Our Montrose Search and Rescue team, a volunteer SAR affiliate of the Los Angeles County Sheriff’s Department, was recently asked by the Los Angeles Museum of Natural History to assist them with recovering a large fossil from a very difficult to access location. The 16-million-year-old baleen whale fossil was several hundred feet from the nearest road access and more than 100’ down a 30-degree slope. Originally the museum thought we could short-haul it with a rescue helicopter but its heavy weight made it impossible. We switched to more traditional manual methods which allowed us to practice some of our urban search and rescue skills that we rarely use in the wilderness.
Photo courtesy of Mark Boster / LA Times. Reserve Chief Mike Leum and John Mckently of the Los Angeles County sheriff’s Montrose Mountain Rescue team, use ropes, pulleys and muscle to move a 1,000-pound baleen whale fossil up a steep hill in Rancho Palos Verdes.
The fossil was partially buried so we weren’t even sure of its actual size or weight. What we did know is that it had been moved there by a local man and his friends when they were teenagers about 35 years ago. He told us they used log rollers to move it up a much less steep grade and hoped to get it to his back yard but the final hill was just too much for them. In round numbers, it was 2 feet by 2 feet by 3 feet long and approximately 1,000-2,000 pounds. It was definitely going to take some mechanical advantage to lift and move it but it all had to be muscle powered.
The curator of the museum told us that fossilized baleen was extremely rare with approximately only 20 or so in existence worldwide. That means it’s very valuable and increased the pressure on the team to not damage the specimen. The rarity also translated into a lot of public interest and media coverage that can only happen in Los Angeles!
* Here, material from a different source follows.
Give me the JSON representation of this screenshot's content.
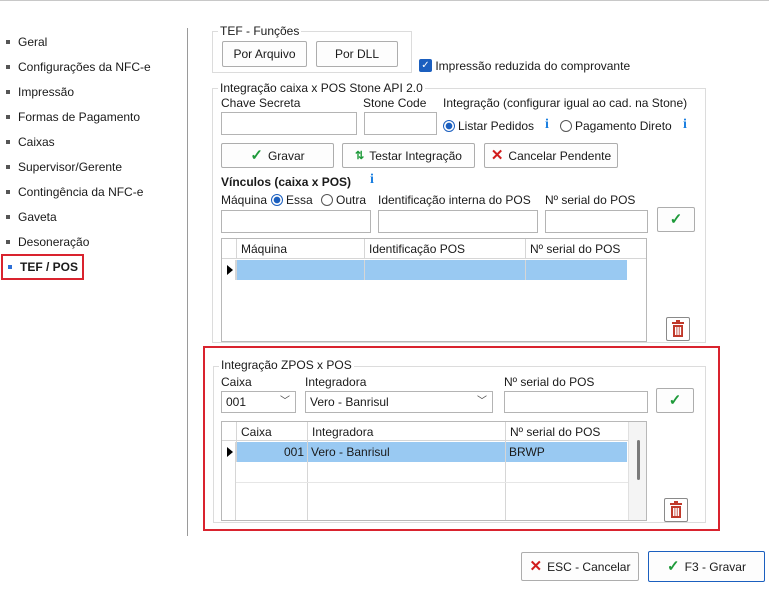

We got started by hand excavating as much of the soil around the fossil as possible. That way we could better judge its mass and shape, as well as secure some anchor straps around it to use as lifting slings. We set up a Sked rescue tripod over the load and originally considered lifting it using a rope with a 4:1 mechanical advantage. We changed that to a come along winch to keep the lift a little more in-line with the tripod and to better control the lift. For safety reasons we installed an Enforcer Load Cell into the system to confirm what the real mass was and therefore monitor our safety factors. The load was easily lifted by one person and it weighed 984 pounds. As soon as the fossil was clear of the hole, we placed 4 x 12’s under it and lowered it down. The timbers were about the same height as a dolly we had constructed to roll it up the hill. We moved the tripod two more times lifting and carefully sliding the load a few feet each time until we had it on the dolly. We probably over engineered the dolly a bit but we didn’t know the load at the time and we only had one chance. There was a location where we only had 27” of clearance between a house and a wall so it was custom made and was rated at over 3,500 pounds.
While the fossil was being moved and secured onto the dolly, other members of the team were placing anchors and rigging a complex 5:1 mechanical advantage to tow the loaded dolley up the hill. Even with 5” casters it was a tough pull but the complex MA system allowed the haul team to walk down the path as the load went up. Approximately 2/3 of the way to the top we had to stop, relocate the haul system to a new set of anchors, turn the dolly 90° and continue pulling up a switchback in the path. Once there, we rolled the dolly on a series of plywood tracks that prevented the wheels from sinking into the lawn, making rolling much easier. We passed through the narrow passages and out to the front of the house. There we set up the tripod once again to lift the fossil off of the dolly and onto a pallet on the museum’s truck for transport.
The entire operation took about four hours and required a dozen people and a cache of rescue equipment. The fossil arrived later that day in one piece, undamaged, and now rests at its new home at the Los Angeles Museum of Natural History.
Montrose Search and Rescue Team
Los Angeles, California